*** Opening EXCERPTED DATA ***

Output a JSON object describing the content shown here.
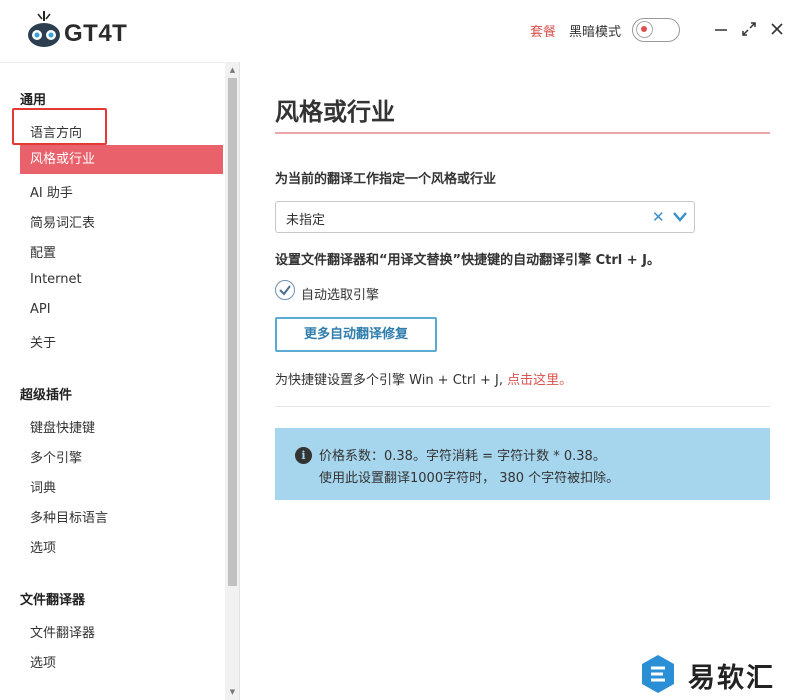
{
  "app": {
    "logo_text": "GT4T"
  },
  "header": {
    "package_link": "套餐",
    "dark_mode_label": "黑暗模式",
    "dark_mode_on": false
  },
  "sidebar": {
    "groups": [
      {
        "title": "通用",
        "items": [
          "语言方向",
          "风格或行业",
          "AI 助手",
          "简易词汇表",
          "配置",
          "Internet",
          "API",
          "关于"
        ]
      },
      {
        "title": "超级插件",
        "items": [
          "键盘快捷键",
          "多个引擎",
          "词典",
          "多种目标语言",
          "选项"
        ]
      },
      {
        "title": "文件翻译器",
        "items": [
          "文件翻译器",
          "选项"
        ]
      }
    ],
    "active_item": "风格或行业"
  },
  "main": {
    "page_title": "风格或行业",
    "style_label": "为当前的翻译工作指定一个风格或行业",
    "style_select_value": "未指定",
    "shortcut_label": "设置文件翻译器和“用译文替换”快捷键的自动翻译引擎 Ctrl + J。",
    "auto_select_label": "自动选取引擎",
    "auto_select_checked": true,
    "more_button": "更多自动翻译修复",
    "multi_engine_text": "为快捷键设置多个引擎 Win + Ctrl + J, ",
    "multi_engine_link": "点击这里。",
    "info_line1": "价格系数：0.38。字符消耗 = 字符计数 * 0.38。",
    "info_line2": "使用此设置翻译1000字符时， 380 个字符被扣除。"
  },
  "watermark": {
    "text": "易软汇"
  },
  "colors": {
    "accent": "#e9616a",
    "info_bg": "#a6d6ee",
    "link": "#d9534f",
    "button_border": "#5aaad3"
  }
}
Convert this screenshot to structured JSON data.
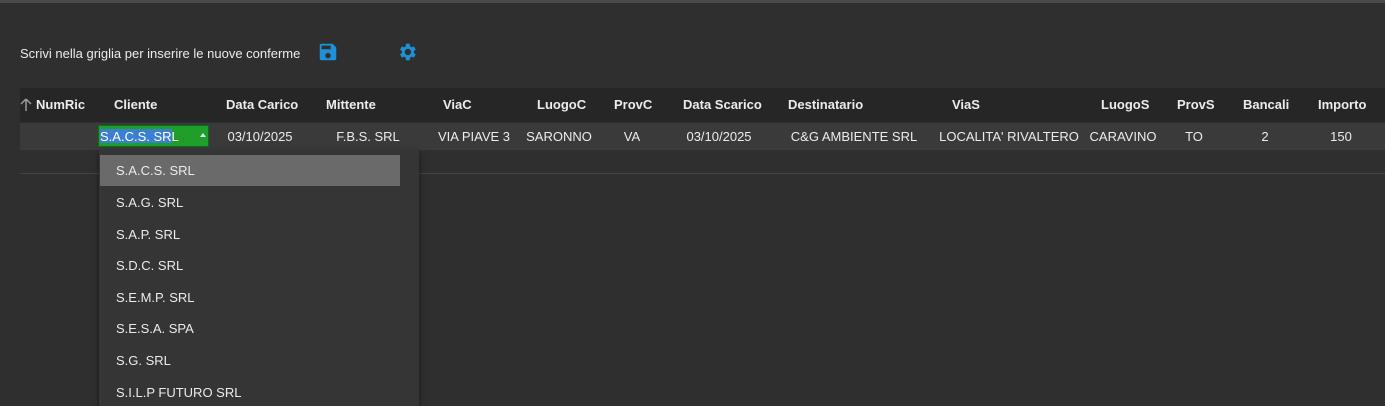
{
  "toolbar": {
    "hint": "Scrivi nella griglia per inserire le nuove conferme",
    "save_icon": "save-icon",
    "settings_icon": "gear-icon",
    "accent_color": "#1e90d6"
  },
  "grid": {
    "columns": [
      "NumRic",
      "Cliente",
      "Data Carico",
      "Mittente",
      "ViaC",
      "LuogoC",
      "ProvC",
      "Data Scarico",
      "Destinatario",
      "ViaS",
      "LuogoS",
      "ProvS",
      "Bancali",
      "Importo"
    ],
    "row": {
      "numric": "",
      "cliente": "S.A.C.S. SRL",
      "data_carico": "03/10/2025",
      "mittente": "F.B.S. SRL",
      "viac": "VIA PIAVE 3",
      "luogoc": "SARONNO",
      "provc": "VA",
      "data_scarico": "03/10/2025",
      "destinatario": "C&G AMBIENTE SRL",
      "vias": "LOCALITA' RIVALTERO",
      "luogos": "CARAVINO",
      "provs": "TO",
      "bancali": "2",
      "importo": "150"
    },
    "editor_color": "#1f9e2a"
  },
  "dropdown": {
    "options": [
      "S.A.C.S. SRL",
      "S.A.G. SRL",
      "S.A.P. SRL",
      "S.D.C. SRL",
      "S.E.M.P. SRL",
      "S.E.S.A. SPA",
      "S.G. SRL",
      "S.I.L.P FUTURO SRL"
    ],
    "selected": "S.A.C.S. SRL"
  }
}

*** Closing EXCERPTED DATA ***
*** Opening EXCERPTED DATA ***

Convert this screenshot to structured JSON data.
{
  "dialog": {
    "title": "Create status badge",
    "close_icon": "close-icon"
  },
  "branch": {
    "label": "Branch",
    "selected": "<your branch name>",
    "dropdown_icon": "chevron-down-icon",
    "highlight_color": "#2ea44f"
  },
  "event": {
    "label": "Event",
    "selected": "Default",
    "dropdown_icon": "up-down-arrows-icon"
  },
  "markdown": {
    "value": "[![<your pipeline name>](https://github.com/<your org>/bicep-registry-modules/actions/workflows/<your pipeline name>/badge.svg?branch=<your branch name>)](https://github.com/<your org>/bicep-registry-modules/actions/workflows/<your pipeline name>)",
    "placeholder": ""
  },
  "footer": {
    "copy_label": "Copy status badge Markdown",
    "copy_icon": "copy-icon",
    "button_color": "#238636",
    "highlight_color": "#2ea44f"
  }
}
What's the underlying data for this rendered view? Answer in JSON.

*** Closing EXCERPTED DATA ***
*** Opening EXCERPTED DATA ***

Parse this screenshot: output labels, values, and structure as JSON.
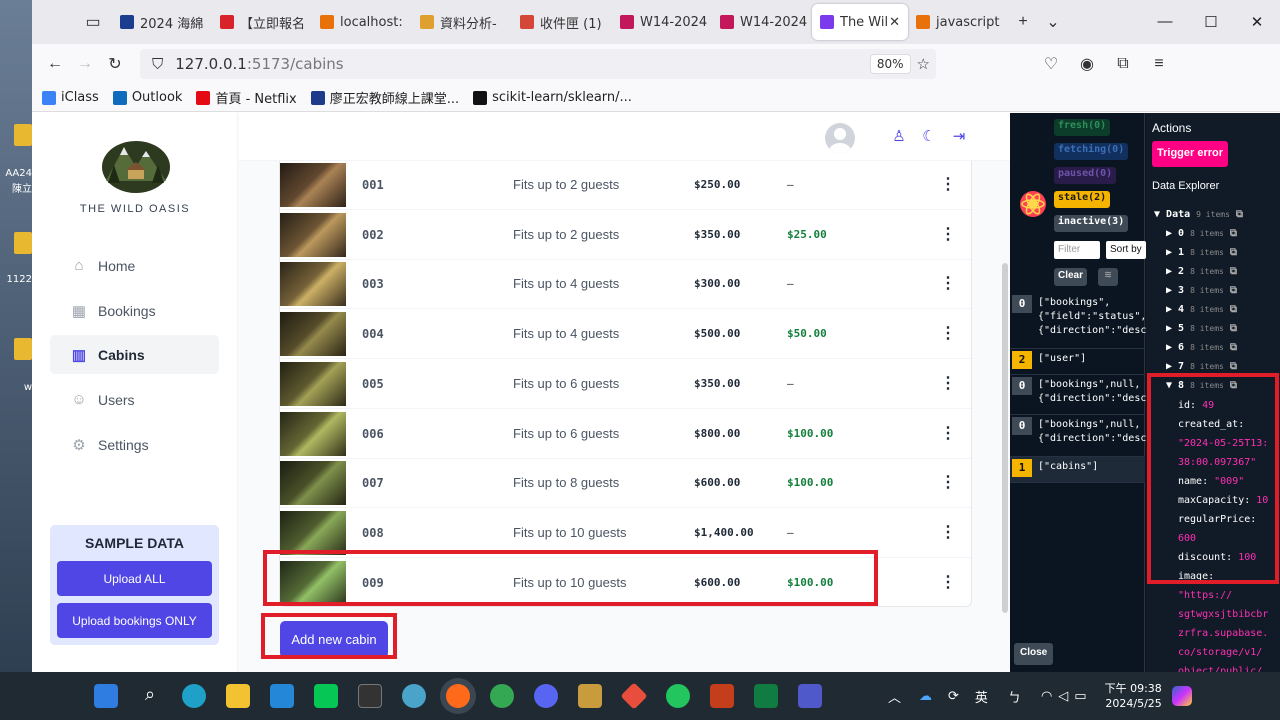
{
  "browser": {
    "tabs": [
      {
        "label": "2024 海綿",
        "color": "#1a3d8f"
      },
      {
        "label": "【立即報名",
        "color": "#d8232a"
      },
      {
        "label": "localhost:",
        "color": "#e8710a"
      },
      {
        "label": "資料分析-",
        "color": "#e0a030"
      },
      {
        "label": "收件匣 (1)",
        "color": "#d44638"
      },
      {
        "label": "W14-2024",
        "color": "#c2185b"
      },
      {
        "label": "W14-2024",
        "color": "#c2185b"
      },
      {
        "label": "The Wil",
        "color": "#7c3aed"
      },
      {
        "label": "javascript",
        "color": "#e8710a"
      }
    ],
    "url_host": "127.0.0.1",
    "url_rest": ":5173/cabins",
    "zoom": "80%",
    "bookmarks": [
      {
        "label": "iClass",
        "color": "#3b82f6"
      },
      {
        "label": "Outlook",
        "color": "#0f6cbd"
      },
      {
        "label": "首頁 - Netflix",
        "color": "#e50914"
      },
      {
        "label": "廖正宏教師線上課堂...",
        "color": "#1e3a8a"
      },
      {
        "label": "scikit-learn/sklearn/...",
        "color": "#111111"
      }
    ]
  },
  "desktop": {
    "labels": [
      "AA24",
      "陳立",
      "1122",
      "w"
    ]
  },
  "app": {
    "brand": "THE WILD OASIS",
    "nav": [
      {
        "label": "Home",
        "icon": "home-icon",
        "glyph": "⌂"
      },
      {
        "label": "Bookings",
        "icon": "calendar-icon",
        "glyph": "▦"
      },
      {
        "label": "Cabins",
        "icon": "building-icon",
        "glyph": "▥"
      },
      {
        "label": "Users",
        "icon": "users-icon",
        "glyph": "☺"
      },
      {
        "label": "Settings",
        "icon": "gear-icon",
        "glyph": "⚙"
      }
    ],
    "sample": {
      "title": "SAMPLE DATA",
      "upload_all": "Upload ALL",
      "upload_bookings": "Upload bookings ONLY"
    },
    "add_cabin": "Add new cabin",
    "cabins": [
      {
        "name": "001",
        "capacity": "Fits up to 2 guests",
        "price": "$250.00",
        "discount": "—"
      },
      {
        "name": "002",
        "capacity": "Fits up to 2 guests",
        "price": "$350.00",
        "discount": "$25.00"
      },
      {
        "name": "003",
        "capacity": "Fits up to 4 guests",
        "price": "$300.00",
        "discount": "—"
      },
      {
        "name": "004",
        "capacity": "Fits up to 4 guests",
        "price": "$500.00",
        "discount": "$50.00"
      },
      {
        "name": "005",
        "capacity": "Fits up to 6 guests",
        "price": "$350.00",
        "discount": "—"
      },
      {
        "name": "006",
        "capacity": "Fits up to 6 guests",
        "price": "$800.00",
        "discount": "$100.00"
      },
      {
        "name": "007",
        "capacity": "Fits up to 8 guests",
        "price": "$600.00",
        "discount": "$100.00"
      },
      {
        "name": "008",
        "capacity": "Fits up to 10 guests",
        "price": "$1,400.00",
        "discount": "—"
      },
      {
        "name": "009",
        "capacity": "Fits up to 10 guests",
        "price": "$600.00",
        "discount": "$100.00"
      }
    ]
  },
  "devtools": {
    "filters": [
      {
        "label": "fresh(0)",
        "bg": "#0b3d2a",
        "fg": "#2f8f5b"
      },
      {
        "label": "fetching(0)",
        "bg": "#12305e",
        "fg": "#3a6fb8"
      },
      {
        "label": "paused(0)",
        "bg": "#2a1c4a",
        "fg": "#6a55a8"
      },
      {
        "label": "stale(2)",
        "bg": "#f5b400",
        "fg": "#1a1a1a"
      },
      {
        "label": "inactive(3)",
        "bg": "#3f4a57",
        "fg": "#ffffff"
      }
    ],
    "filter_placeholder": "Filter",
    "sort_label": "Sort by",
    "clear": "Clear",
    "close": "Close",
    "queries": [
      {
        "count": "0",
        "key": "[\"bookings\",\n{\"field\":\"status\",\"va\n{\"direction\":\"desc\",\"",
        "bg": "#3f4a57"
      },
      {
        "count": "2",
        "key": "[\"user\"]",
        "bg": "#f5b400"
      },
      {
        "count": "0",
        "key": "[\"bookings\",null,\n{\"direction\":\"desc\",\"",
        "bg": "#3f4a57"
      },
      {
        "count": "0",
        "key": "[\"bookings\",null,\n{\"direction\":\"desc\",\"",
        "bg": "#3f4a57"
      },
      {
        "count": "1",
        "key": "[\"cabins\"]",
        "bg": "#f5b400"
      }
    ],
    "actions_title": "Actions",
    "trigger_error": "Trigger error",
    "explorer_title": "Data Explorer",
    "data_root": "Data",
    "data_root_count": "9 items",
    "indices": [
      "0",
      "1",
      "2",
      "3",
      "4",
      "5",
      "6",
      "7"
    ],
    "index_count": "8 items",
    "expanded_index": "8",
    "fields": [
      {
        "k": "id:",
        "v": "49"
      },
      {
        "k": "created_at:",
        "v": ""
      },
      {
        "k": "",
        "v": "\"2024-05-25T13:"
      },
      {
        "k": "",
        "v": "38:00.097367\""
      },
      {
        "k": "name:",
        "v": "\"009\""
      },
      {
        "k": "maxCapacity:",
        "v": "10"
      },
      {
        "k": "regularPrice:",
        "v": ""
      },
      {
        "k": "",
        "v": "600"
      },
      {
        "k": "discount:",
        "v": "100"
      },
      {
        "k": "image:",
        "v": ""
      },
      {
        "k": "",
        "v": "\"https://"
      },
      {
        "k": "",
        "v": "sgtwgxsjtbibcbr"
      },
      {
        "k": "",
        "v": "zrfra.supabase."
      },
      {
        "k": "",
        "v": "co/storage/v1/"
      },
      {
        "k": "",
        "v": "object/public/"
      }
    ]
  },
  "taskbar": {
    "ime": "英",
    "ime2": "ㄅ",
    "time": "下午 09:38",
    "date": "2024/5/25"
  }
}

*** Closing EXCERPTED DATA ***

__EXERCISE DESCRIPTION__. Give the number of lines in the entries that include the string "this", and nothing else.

__ANSWER SPACE__. 4